Wednesday, 4 May 2011

Measuring Weakness


The consensus among traders is that a sub-category under the heading of "Discipline" is that of keeping accurate records, but it is arguable this may be more of a hindrance than a help at times. The previously discussed Dr. J thread had a comment to this effect

The worst thing about keeping note of good betting runs is that we are setting up artificial hurdles for ourselves. We are creating a difficulty that should not exist.
As an illustration, as April was winding down, I was very much aware of how close to ridding my spreadsheet of the one red month I was. While I tried not to let this affect my betting, the seed was planted in the back of my mind, and undoubtedly impacted my decision making process. I had the short-term goal of making a large enough profit in April to cover previous losses, which meant that I was more selective than I would normally be.

While it could be argued that this target was meaningless and artificial, to me it was important. Passing any milestone is really meaningless, but going from say £980 to £1,001 is probably more exciting to most people than going from £1,001 to £1,023, even if the latter is the bigger win.

How would I have bet if April had been close to a record month, and I needed 'just' another £300 on the 30th to beat my personal best? Would my betting have been a little looser than normal in an attempt to beat that artificial goal? While we should always play the same way, I doubt that too many of us have completely mastered this skill.
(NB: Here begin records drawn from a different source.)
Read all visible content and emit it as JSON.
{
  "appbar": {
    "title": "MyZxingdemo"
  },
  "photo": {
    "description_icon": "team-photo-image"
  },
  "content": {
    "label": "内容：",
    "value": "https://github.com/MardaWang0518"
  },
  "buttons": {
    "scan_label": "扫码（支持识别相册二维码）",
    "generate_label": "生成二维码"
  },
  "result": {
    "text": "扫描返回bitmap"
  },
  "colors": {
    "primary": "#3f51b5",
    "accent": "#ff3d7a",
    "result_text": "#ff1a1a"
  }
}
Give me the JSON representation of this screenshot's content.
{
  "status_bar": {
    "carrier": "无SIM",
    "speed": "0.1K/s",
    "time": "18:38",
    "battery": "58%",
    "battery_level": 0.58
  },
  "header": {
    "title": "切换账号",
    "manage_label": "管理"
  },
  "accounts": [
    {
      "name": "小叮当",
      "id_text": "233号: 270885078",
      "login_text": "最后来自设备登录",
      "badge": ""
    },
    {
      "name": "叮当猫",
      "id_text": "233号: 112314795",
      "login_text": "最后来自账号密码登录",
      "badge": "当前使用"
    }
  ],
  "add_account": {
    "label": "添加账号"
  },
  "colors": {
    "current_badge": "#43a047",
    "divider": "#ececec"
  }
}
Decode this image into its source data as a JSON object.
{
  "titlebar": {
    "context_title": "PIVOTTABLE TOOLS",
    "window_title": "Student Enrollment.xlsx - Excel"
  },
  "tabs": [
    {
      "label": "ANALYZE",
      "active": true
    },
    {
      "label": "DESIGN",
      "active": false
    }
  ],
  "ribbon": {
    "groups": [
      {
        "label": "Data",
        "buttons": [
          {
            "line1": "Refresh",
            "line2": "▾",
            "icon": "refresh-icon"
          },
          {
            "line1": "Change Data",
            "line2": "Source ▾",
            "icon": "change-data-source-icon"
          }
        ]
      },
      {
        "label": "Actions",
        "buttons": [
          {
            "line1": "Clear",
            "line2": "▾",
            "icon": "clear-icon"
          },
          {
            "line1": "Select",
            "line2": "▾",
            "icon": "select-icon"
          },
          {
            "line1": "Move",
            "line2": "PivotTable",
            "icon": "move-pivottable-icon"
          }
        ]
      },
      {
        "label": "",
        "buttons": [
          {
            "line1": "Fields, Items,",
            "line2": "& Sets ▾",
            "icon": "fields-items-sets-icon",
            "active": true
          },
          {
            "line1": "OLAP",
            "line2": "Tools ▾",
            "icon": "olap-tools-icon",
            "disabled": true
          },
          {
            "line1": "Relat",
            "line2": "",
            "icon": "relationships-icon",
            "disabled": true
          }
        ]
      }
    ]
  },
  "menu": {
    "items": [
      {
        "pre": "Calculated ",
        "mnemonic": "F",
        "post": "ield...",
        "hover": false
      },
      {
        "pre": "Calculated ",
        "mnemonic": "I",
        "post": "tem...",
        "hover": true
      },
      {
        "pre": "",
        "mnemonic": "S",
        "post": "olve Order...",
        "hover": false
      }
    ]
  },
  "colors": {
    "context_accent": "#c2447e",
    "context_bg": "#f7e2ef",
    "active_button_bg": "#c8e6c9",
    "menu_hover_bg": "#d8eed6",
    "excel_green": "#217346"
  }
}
One suggestion on the Betfair Forum from a few years ago, was to trade without your balance or P&L figure showing on the screen - the idea being of course that your decisions would be based on the current situation alone, uninfluenced by factors such as those I have mentioned above. Easier said than done, but the idea does have some merit.
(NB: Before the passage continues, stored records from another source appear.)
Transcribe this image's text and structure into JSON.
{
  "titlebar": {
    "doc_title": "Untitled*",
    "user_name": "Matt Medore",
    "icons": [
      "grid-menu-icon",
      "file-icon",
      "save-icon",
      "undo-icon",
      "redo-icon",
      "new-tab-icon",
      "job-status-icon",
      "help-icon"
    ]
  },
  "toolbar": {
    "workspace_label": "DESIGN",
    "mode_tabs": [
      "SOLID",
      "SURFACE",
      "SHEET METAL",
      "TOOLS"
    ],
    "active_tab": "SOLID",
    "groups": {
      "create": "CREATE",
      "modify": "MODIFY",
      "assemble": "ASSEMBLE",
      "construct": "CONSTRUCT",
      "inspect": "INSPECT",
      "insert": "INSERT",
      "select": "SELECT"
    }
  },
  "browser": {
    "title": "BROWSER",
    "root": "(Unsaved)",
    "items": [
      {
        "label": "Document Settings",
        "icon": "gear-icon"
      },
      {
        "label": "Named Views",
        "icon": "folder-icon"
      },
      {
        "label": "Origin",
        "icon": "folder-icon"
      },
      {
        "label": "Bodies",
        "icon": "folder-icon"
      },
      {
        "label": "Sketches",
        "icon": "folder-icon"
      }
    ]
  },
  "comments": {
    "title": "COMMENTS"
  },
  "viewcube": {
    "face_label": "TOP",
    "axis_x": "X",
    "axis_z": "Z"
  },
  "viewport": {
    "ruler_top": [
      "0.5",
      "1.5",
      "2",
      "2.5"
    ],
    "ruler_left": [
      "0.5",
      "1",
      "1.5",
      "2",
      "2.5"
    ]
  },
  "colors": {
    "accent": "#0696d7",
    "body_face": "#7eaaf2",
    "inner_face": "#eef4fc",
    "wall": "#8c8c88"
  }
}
There was another comment that was mildly amusing, given that the thread starter has made close to £200k in seven years. After reporting that recent results had been poor, someone posted this gem
...but I now see a real weakness - and maybe you have to convince that your edge has been tested sufficiently over enough events
OK, poor English, but you get the idea. The number of events that the commenter felt was required to prove an edge exists? Here's his answer
I know we are digressing from the main theme of the OP [Original Poster], but to me the 'edge' has to be proven over at least 100,000 events before you can claim it being successful.
100,000! Talk about an artificial number. 99,000 won't do, but roll that odometer over to six digits, and now we're on to something real!

One reply, which I thought was particularly brilliant, was:
Any edge in the markets only exists because there is an inefficiency, and will not last forever. The edge may be 'proven' one day, and 'proven' to be gone the next day. However, in markets, as in plate tectonics, as one edge closes, another one may open. 100,000 trials in the context of sports betting is nuts. At 20 bets a day, it would be close to 14 years before you had that number of bets, and to say that the markets might have changed in that time would be putting it mildly. And if you have a system that produces 20 value bets a day, you should be living in the Cayman Islands long before 14 years has passed by applying Kelly.
At the rate my Strong Draws are showing up, it'll be 645 years before I know if I have an edge or not. The Methuselah Foundation had better get moving.

4 comments:

mouldhouse said...

100k iterations, what a joke.

It amazes me with regularity that people don't understand what's statistically necessary to "prove" or otherwise a "system" or method.

100,000 bets on horses that are all priced 200/1 or above might not be significant to "prove" anything. 100 bets at even money with 70 winners and 30 losers will provide confidence to a certain level that there is a winning methodology at work.

It does correctly identify though that just because there was a historical edge, all these markets and edges are dynamic, and past performance is no guarantee of future success!

Imagine paper trading 100k bets before placing one. You'd need to be a millionaire to afford the paper and pens :)

Lazy Trader said...
This comment has been removed by the author.
Lazy Trader said...

As a trader I see no point whatsoever in keeping records maybe they're helpful for all the system/stats bettors. I've done it in the past, thought it was the thing to do but for someone taking ticks here and there I can't see what use it'd be for me to know how well I did in August last year.

I'd recommend trading with the balance off as continually checking the pnl can be counterproductive by either making people take unneccessary risks when they're down or being overcautious to protect profits when up. If I take a big hit on a market I'll check the 30 day or 7 day pnl on the betting history and that's usually enough to convince me I'm doing something right so as to not overreact.

As for birch's idea of needing 100000 bets to prove an edge it's quite obvious he doesn't have an edge. Anyone with an edge knows exactly how it works and when it occurs, you certainly don't need 100000 bets to prove it to yourself or anyone else before using it.

Abu said...

Hi. I'm a relatively new trader. I mainly trade pre-race horse markets. In your opinion, how many bets/trades would be a good marker to see if you do have an edge? Or is it a case of if you are in profit in 3/6/12 months then you have an edge. I realise that you could lose your edge over time, but just wanted your opinion really. Also, as far as keeping records go, to an extent it is helpful in my opinion. Not just in the sense that you know what you have won/lost but you can see which bits you can improve upon, what markets are not that profitable over time or as you have mentioned before in previous posts, which months are not that kind to you.